- Welsh Name: Bwcle
- Population: 15,700
- Nearest Train Station: Buckley
- Football Clubs: Buckley Town
Buckley (Welsh: Bwcle) is the second-largest town in Flintshire in terms of population (behind Connah’s Quay) and is located just two miles east of the county town of Mold. The town is situated up in the hills of Flintshire, approximately 130-150 metres above sea level, and can provide great views of the Dee Estuary and Cheshire Plain beyond. Because of its higher altitude, the town is more prone to snowfall in the winter months in comparison with the other Flintshire towns in lower-lying areas and nearer to the Dee Estuary.

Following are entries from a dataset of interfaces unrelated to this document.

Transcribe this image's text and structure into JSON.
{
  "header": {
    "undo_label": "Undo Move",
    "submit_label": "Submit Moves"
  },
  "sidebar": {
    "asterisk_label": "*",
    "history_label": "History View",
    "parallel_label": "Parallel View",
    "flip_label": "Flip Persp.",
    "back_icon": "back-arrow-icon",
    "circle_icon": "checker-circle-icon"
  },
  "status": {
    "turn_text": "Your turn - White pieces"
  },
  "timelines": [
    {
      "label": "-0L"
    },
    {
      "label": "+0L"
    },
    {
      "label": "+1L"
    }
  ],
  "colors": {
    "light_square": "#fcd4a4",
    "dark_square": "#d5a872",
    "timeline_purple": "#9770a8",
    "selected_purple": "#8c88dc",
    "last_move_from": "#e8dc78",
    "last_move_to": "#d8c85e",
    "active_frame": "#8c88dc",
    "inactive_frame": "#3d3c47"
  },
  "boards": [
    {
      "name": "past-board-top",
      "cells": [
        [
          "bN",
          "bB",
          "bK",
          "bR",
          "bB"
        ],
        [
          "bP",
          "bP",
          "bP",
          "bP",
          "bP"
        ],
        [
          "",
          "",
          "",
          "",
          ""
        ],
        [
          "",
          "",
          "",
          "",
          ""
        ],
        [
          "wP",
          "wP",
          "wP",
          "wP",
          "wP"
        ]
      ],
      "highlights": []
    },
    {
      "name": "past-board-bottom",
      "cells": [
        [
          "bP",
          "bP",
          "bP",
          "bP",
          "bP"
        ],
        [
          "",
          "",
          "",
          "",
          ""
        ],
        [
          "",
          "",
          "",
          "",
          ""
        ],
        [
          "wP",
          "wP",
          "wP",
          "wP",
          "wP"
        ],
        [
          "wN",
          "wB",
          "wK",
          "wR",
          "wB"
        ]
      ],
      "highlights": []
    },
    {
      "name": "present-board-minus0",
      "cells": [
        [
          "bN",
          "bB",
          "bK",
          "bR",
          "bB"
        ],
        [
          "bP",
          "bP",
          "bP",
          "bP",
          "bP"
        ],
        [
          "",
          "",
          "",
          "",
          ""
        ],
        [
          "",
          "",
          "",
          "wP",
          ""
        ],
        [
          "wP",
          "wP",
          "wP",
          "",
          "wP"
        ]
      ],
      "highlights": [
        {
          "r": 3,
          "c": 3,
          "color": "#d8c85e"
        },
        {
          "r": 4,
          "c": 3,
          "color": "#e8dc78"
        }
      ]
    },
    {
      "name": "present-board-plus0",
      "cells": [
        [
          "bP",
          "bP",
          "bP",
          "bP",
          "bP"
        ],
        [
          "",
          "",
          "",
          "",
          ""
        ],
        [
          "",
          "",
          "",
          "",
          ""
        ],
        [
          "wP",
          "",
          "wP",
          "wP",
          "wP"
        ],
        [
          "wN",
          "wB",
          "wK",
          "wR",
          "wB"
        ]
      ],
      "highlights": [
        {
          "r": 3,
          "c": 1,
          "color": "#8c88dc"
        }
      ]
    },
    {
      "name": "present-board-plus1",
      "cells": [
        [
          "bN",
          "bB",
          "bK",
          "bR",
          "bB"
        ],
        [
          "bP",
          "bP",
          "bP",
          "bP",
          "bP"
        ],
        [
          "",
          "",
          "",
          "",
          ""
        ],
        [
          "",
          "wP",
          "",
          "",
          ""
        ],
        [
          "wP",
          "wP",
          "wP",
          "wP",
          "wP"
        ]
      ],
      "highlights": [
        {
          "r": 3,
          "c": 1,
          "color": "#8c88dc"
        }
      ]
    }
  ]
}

Due to its close proximity to the Welsh-English border (situated just six miles away), Buckley has become a commuter town for those working in the Deeside Industrial Zone, Wrexham, Chester, and beyond. However, the town does have a number of small industries to provide employment, with the only large-scale industry and employer being Hanson Cement, based in nearby Padeswood. As a result of the commuter town status, the town has great education facilities with four primary schools and a high school (Buckley Elfed High School) situated within the town.
Buckley is famous in the local area for its annual celebration and march called the ‘Buckley Jubilee’. The Jubilee has been running unofficially for well over 200 years, although ‘officially’ from 1856 when the Buckley Temperance Society first sanctioned the march. The term “Jubilee” first being used for the march in 1871. Held on the second Tuesday of every July, the celebration starts off in the large common ground called “The Common” before leaving the common and marching around the town. The march is conducted by the town’s Sunday Schools, Scout, and Guide troops, as well as the local schools, with the numerous contingents of the march carrying banners.
The town is also known for its Tivoli nightclub (known locally as “The Tiv”), which has been a venue for many famous bands playing live there over the years. Famous bands such as Black Sabbath and Led Zeppelin in the 1970s to Oasis, Radiohead, and Super Furry Animals in the 1990s have played live at the venue. Since a renovation and rebranding in 2000, few big bands play live there anymore with the emphasis of the club’s music policy switching to commercial and pop music although live music gigs still happen regularly at the venue, and it is still a popular venue for music lovers from the local area.
There are many sources where Buckley’s name could originate from. As Buckley’s foundations are based on an Anglo-Saxon settlement, it is possible the name could derive from the Old English ‘bok lee’, meaning ‘clearing in a beech wood’. However, it could also derive from the Welsh description of ‘bwlch y clai’ meaning ‘clay hole’ which is also possible considering the industries the town would become famous for.
Buckley would become a significant settlement within North East Wales as it became an industrial heartland for pottery and coal mining between the seventeenth and nineteenth centuries. The town became a popular location for coal mining due to the many geographic faults in the local rock formations that allowed seams of coal to be mined directly from the surface. In addition, its heavy clay soil was ideal for producing excellent quality pottery and as well as manufacturing high-quality bricks. Its bricks were so highly regarded, they were transported across the United Kingdom and as far as the United States resulting in brick production becoming extensive in the town.
As a result of the extensive mining and brick production being prevalent within Buckley, a great number of people moved into the area to find work within the ever-increasing coal and brick industries. With a large number of workers coming from Ireland and Liverpool, it gave the town both a distinctive accent and dialect which was being spoken until the last half of the twentieth century. Even though the dialect is not spoken today, there is plenty of evidence of it being recorded through the books of noted linguist and Buckley resident, Dennis Griffiths.
Even though coal mining and brick production were large employers within Buckley, the town would become synonymous with the production of various fire-clay and pottery products. Pottery and earthenware products have been produced in the town since the reign of Elizabeth I, when they were taken by donkey to either be sold at the large Chester market or exported around the country via the River Dee. Pottery manufacture became so significant in Buckley that by the start of the nineteenth century, there would be as many as fourteen potteries based in the town. However, the industry would sadly deteriorate in the first half of the twentieth century, with both World Wars and the Great Depression of the 1930’s causing many companies to cease production, resulting in the last pottery kiln to fire up in the town in 1946.